Remember, most of us were not prepared for this. Anxiety, fear, worry, and grief—these are all NORMAL reactions to abnormal circumstances. Laundry piles, dirty dishes, messy rooms—do what you can. And while we always suggest monitoring the use of children’s screen time, both how much and what they are watching, this may be a time where children have more screen time than they are accustomed to. Just make sure that your children are practicing safe online behavior. Here are some tips.
Embrace a rigid state of flexibility
Most children of all ages thrive when they have predictable routines. If your children are pre-school age or older, have them participate in the development of a daily schedule. When (not “if”) the schedule gets derailed, see Tip 1 above!
Find ways to stay informed
There is a constant barrage of information regarding COVID-19, and it is challenging to know what to think. Find trusted sources and limit your exposure to this material. Social media can be a major source of social support, but can also create feelings of fear, panic, and, for some, feelings of inadequacy. If seeing pictures of well-organized kitchen tables, Pinterest boards of fun activities, from those who you perceive “have it all put together,” are causing you distress, reconsider your relationship with social media for the time being. Talk with people you trust about your concerns about how you are feeling.
See the world through your children’s eyes
Do you remember what it was like to be a kid? Do you remember how boring it was to watch the news? Do you remember how cool it was when your parents did spontaneous things with you?
Roast marshmallows on the bbq Go “camping” in the living room Make a pillow fort Create a nature scavenger hunt
Learning can be fun
With uncertainty about the return to school, many parents are fretting about the potential loss of academics for their children. Fortunately, daily activities carry immense opportunity for learning:
Cooking teaches science and math
Yard work teaches about nature and can inspire creative art projects Reading together enriches vocabulary and listening skills Take care of your body—Take deep breaths, stretch, or meditate. Try to eat healthy, well-balanced meals, exercise regularly, get plenty of sleep, and avoid alcohol and drugs. Make time to unwind. Try to do some other activities you enjoy. Call your healthcare provider if stress gets in the way of your daily activities for several days in a row.

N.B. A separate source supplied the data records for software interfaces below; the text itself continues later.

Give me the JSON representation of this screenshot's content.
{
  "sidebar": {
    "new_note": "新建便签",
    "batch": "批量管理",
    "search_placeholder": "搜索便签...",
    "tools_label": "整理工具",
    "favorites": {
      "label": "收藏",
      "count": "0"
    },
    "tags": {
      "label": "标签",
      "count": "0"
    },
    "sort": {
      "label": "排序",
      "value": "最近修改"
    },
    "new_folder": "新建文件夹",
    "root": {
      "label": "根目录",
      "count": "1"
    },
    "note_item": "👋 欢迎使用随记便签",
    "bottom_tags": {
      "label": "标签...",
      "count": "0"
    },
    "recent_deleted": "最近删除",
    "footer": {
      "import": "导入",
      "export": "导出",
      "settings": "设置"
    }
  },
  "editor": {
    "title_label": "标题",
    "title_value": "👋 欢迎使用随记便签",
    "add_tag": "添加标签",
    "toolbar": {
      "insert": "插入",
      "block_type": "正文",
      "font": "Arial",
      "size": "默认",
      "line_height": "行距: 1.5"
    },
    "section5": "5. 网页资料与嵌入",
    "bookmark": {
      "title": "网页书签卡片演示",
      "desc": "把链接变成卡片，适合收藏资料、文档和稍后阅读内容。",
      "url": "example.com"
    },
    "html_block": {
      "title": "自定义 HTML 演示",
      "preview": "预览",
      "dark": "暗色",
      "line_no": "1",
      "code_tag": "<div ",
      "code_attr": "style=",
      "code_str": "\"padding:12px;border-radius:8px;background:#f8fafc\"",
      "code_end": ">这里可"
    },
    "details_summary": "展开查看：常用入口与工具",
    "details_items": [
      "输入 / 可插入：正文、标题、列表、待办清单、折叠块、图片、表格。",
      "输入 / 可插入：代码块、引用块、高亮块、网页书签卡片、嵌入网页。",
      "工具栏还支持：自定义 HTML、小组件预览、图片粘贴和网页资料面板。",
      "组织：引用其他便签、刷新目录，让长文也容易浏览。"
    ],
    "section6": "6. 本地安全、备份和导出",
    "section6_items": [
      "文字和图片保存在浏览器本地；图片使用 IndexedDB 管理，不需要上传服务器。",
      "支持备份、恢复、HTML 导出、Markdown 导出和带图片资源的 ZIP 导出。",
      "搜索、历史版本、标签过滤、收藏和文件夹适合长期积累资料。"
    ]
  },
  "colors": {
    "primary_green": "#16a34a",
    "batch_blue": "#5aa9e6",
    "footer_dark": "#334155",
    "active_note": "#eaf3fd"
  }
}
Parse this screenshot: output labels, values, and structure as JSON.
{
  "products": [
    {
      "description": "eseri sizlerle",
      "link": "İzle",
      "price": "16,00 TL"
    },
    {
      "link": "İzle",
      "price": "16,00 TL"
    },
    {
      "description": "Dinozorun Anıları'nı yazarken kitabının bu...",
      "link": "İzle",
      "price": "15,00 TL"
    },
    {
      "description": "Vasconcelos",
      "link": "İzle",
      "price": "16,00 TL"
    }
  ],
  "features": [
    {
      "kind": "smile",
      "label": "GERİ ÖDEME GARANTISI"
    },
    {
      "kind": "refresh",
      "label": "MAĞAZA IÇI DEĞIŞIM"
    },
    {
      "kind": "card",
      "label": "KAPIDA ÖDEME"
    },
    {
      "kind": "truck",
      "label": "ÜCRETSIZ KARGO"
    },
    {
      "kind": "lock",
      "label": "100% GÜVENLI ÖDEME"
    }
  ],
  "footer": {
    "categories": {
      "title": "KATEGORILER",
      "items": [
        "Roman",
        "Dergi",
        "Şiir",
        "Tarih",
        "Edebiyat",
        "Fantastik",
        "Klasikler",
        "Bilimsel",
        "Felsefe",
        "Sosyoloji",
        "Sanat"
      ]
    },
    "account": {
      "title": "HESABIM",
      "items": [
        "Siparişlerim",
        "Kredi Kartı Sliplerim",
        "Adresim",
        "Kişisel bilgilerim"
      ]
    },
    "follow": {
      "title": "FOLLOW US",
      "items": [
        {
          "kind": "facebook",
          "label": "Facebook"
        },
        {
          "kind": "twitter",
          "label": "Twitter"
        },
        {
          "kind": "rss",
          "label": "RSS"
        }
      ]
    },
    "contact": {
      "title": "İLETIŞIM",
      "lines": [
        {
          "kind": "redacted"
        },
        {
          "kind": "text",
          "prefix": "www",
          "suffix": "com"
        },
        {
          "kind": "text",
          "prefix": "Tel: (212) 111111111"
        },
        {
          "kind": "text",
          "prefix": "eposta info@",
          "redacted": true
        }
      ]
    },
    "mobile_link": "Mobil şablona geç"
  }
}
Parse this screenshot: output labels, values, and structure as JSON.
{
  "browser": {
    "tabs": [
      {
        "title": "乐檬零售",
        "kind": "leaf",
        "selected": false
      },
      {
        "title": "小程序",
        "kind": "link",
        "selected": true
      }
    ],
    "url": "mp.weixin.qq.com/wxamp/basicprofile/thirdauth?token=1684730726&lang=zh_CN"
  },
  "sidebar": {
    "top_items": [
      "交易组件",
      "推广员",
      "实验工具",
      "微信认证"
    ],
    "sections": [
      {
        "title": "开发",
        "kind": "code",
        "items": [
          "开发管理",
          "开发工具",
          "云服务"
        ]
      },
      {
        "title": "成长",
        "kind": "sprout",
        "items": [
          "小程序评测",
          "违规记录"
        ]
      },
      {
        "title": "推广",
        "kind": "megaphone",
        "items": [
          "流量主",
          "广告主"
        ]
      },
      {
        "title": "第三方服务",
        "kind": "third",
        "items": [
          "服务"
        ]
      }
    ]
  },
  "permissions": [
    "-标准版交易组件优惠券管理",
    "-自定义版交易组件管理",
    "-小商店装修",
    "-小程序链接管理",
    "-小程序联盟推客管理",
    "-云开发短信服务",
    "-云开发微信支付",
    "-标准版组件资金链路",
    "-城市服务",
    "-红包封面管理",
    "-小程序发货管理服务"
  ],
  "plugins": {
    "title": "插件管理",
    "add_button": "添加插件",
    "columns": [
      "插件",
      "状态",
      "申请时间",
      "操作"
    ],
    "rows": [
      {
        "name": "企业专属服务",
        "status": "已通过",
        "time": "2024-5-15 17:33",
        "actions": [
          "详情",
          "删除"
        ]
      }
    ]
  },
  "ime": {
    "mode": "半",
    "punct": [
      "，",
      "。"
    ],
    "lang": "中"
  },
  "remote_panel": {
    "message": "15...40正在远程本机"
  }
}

This is a resource that lists the child abuse hotline numbers to contact by state. If you suspect child abuse is happening, it is not your job to investigate. Remember that during this time, children are not in school, they are not being seen by people that are outside their home. If you suspect child abuse is happening, please report because you could be saving a child’s life from sexual, physical, mental abuse or neglect. Tensions in homes are so much higher right now, and when it is investigated, a family can get much needed help, and so can the child. Please do not hesitate to call.
If you are in a situation that you would like to reach out for help or you would like to talk to someone about domestic violence the above link will give you resources for help with domestic violence and connect you with local resources. During COVID-19, not only has domestic violence gone up, but the severity has increased. There is even more fear of leaving ones’ home at this time. Remember shelters are open and resources are still out there.
If you or someone you know is having any suicidal thoughts, please contact your local emergency provider. Do not hesitate to go to the emergency room or call 911. If you want to reach out and talk to someone, or learn more there are resources. You can also chat with a therapist by dialing 988.
Lastly remember to reach out to a local mental health professional. If you or someone you know needs help, please reach out. There is always someone who will listen to understand and validate what you are going through and help give you tools. Most professionals will see you over video during the pandemic, and if you prefer, some will see you in the office with social distancing rules and CDC guidelines, as I do.
Please take care of yourself during these times, and remember we are all affected differently by this epidemic.